This brings us back to the absolute and urgent need to start reducing the number of circulating infections - not just in the UK, but globally. The more infections at any one time, the more often SARS-CoV-2 is replicating and the more chance that mutations are taking place. The inability to tackle this is the biggest failure of all in response to the pandemic - largely due to the lack of global cooperation in order to prevent infections worldwide. Vaccines are only available to those who can afford them and this has meant that low-income countries still remain largely unvaccinated. In such states only about 20% of the population have received even a single vaccine, compared to 81% in the rest of the world, and only about 4% have been fully vaccinated (usually two jabs), compared to over 70% in high-income countries.2
Vaccines remain expensive and have made the handful of pharmaceutical companies producing them eye-watering profits - Pfizer, BioNTech and Moderna have reportedly made a combined $65,000 per minute in 2021.3 Pfizer received nearly £27 billion from sales of its Covid-19 vaccine last year, making it one of the most lucrative products in history.4
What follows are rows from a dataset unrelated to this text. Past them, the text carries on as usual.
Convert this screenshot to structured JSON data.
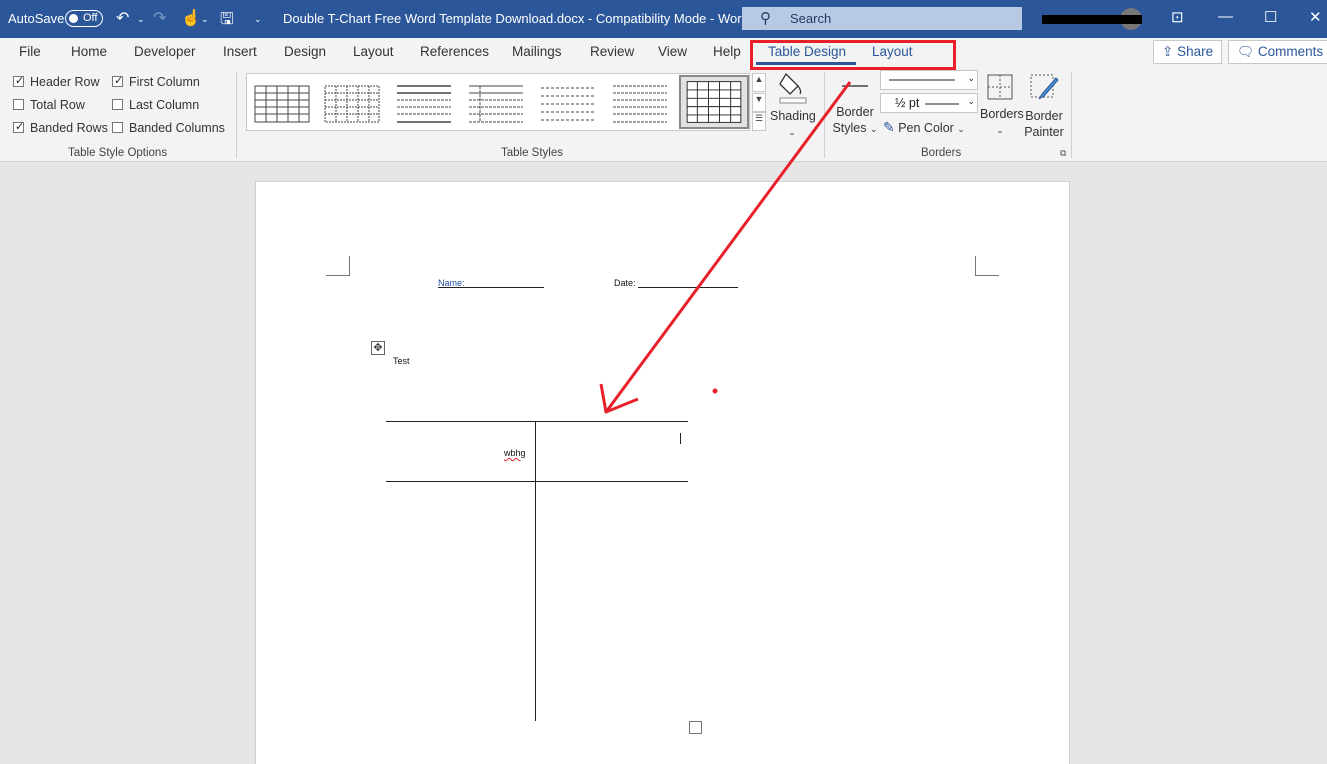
{
  "titlebar": {
    "autosave_label": "AutoSave",
    "autosave_state": "Off",
    "doc_title": "Double T-Chart Free Word Template Download.docx  -  Compatibility Mode  -  Word",
    "search_placeholder": "Search"
  },
  "tabs": [
    "File",
    "Home",
    "Developer",
    "Insert",
    "Design",
    "Layout",
    "References",
    "Mailings",
    "Review",
    "View",
    "Help",
    "Table Design",
    "Layout"
  ],
  "active_tab_index": 11,
  "share_label": "Share",
  "comments_label": "Comments",
  "table_style_options": {
    "group_label": "Table Style Options",
    "options": [
      {
        "label": "Header Row",
        "checked": true
      },
      {
        "label": "First Column",
        "checked": true
      },
      {
        "label": "Total Row",
        "checked": false
      },
      {
        "label": "Last Column",
        "checked": false
      },
      {
        "label": "Banded Rows",
        "checked": true
      },
      {
        "label": "Banded Columns",
        "checked": false
      }
    ]
  },
  "table_styles": {
    "group_label": "Table Styles",
    "shading_label": "Shading"
  },
  "borders_group": {
    "group_label": "Borders",
    "border_styles_line1": "Border",
    "border_styles_line2": "Styles",
    "weight": "½ pt",
    "pen_color": "Pen Color",
    "borders_label": "Borders",
    "painter_line1": "Border",
    "painter_line2": "Painter"
  },
  "document": {
    "name_label": "Name:",
    "date_label": "Date:",
    "test_text": "Test",
    "cell_text": "wbhg"
  },
  "colors": {
    "titlebar": "#2b579a",
    "annotation": "#e8202a"
  }
}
These companies are not going to compromise this profit potential just for the sake of saving lives in countries which cannot afford their product. Hence, they have done whatever they can to block lower-income countries from being able to use the model of their vaccines to manufacture cheaper alternatives locally. Luckily for the pharmaceutical companies, there are international treaties, such as the agreement on Trade-Related Aspects of Intellectual Property Rights, protecting their right to profit at the expense of millions of people’s lives and unacceptable amounts of suffering. This right has been enforced by the world’s higher income countries - none more so than the UK, which aggressively blocked a proposal made in October 2020 by South Africa and India at the World Trade Organization that intellectual property rights on Covid-19 vaccines should be waived for three years.
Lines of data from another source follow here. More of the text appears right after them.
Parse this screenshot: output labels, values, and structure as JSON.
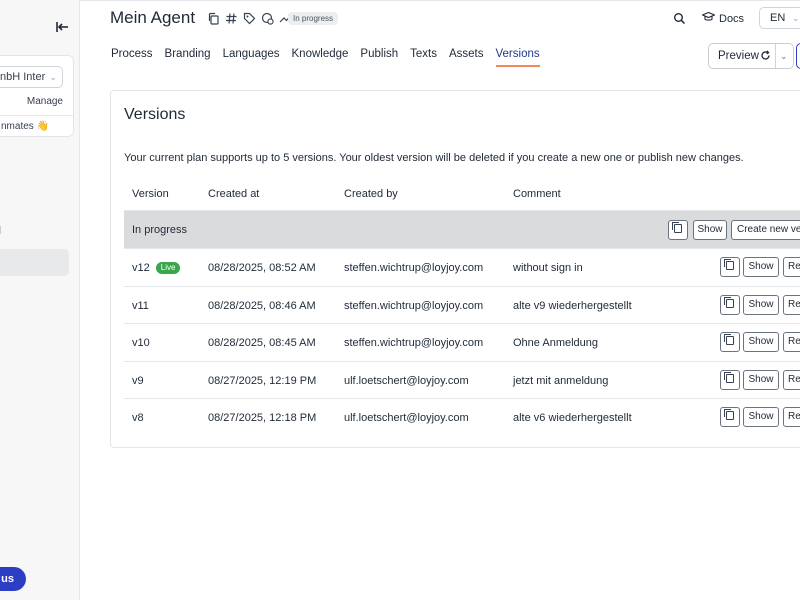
{
  "sidebar": {
    "org_name": "nbH Inter",
    "manage_label": "Manage",
    "teammates_label": "nmates 👋",
    "upgrade_label": "us"
  },
  "header": {
    "title": "Mein Agent",
    "status": "In progress",
    "docs_label": "Docs",
    "language": "EN",
    "preview_label": "Preview"
  },
  "tabs": [
    {
      "label": "Process"
    },
    {
      "label": "Branding"
    },
    {
      "label": "Languages"
    },
    {
      "label": "Knowledge"
    },
    {
      "label": "Publish"
    },
    {
      "label": "Texts"
    },
    {
      "label": "Assets"
    },
    {
      "label": "Versions",
      "active": true
    }
  ],
  "versions": {
    "title": "Versions",
    "description": "Your current plan supports up to 5 versions. Your oldest version will be deleted if you create a new one or publish new changes.",
    "columns": [
      "Version",
      "Created at",
      "Created by",
      "Comment"
    ],
    "in_progress": {
      "label": "In progress",
      "show_label": "Show",
      "create_label": "Create new ve"
    },
    "show_label": "Show",
    "restore_label": "Re",
    "live_label": "Live",
    "rows": [
      {
        "version": "v12",
        "created_at": "08/28/2025, 08:52 AM",
        "created_by": "steffen.wichtrup@loyjoy.com",
        "comment": "without sign in"
      },
      {
        "version": "v11",
        "created_at": "08/28/2025, 08:46 AM",
        "created_by": "steffen.wichtrup@loyjoy.com",
        "comment": "alte v9 wiederhergestellt"
      },
      {
        "version": "v10",
        "created_at": "08/28/2025, 08:45 AM",
        "created_by": "steffen.wichtrup@loyjoy.com",
        "comment": "Ohne Anmeldung"
      },
      {
        "version": "v9",
        "created_at": "08/27/2025, 12:19 PM",
        "created_by": "ulf.loetschert@loyjoy.com",
        "comment": "jetzt mit anmeldung"
      },
      {
        "version": "v8",
        "created_at": "08/27/2025, 12:18 PM",
        "created_by": "ulf.loetschert@loyjoy.com",
        "comment": "alte v6 wiederhergestellt"
      }
    ]
  },
  "colors": {
    "accent": "#1e3a8a",
    "tab_underline": "#f08a5d",
    "live": "#3aa64c",
    "upgrade": "#2c3fc4"
  }
}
Of course, this so-called ‘vaccine inequity’ comes as no surprise to us: it is just capitalism doing what it does. The failure to tackle Covid-19 globally speaks of a fundamental systemic failure - an inability to be able to respond effectively to global crises (crises that are created directly or indirectly by capitalism itself). These are coming thick and fast at the moment - whether global pandemics, looming world wars or environmental collapse. Never has it been more imperative for the left to get its act together and for the working class to organise into a force that can vaccinate itself against this pathological system once and for all.